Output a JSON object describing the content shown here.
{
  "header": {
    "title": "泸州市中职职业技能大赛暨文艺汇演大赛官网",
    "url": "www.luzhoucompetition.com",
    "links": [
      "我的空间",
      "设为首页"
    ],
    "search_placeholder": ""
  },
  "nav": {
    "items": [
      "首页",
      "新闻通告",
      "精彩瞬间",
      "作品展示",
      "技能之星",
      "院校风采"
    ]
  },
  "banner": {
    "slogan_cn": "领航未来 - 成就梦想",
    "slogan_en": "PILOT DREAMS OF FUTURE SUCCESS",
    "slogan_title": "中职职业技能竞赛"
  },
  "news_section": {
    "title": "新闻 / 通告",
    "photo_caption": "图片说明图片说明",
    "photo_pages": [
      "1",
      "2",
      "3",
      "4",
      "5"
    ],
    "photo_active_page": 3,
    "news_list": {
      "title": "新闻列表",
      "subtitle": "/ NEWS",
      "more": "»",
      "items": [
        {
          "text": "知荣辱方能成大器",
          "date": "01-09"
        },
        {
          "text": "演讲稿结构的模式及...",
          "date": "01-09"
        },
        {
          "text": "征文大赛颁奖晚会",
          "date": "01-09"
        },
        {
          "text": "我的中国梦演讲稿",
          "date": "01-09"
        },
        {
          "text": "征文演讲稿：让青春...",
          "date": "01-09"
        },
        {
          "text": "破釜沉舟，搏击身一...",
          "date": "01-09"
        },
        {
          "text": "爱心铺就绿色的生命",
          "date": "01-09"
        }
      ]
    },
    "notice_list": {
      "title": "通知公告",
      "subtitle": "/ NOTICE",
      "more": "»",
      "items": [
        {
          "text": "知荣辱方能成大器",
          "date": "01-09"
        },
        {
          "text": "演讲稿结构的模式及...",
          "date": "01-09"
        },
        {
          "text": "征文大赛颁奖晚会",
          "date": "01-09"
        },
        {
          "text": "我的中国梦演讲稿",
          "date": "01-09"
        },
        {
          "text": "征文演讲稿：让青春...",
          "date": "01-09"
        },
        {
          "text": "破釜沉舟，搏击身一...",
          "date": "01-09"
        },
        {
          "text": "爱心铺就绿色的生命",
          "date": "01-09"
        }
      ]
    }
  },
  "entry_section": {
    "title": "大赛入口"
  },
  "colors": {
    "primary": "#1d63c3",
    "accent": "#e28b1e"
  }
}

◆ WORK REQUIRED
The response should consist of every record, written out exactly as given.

◆ OUTPUT FOR THIS TASK
Output a JSON object describing the content shown here.
{
  "header": {
    "title": "泸州市中职职业技能大赛暨文艺汇演大赛官网",
    "url": "www.luzhoucompetition.com",
    "links": [
      "我的空间",
      "设为首页"
    ],
    "search_placeholder": ""
  },
  "nav": {
    "items": [
      "首页",
      "新闻通告",
      "精彩瞬间",
      "作品展示",
      "技能之星",
      "院校风采"
    ]
  },
  "banner": {
    "slogan_cn": "领航未来 - 成就梦想",
    "slogan_en": "PILOT DREAMS OF FUTURE SUCCESS",
    "slogan_title": "中职职业技能竞赛"
  },
  "news_section": {
    "title": "新闻 / 通告",
    "photo_caption": "图片说明图片说明",
    "photo_pages": [
      "1",
      "2",
      "3",
      "4",
      "5"
    ],
    "photo_active_page": 3,
    "news_list": {
      "title": "新闻列表",
      "subtitle": "/ NEWS",
      "more": "»",
      "items": [
        {
          "text": "知荣辱方能成大器",
          "date": "01-09"
        },
        {
          "text": "演讲稿结构的模式及...",
          "date": "01-09"
        },
        {
          "text": "征文大赛颁奖晚会",
          "date": "01-09"
        },
        {
          "text": "我的中国梦演讲稿",
          "date": "01-09"
        },
        {
          "text": "征文演讲稿：让青春...",
          "date": "01-09"
        },
        {
          "text": "破釜沉舟，搏击身一...",
          "date": "01-09"
        },
        {
          "text": "爱心铺就绿色的生命",
          "date": "01-09"
        }
      ]
    },
    "notice_list": {
      "title": "通知公告",
      "subtitle": "/ NOTICE",
      "more": "»",
      "items": [
        {
          "text": "知荣辱方能成大器",
          "date": "01-09"
        },
        {
          "text": "演讲稿结构的模式及...",
          "date": "01-09"
        },
        {
          "text": "征文大赛颁奖晚会",
          "date": "01-09"
        },
        {
          "text": "我的中国梦演讲稿",
          "date": "01-09"
        },
        {
          "text": "征文演讲稿：让青春...",
          "date": "01-09"
        },
        {
          "text": "破釜沉舟，搏击身一...",
          "date": "01-09"
        },
        {
          "text": "爱心铺就绿色的生命",
          "date": "01-09"
        }
      ]
    }
  },
  "entry_section": {
    "title": "大赛入口"
  },
  "colors": {
    "primary": "#1d63c3",
    "accent": "#e28b1e"
  }
}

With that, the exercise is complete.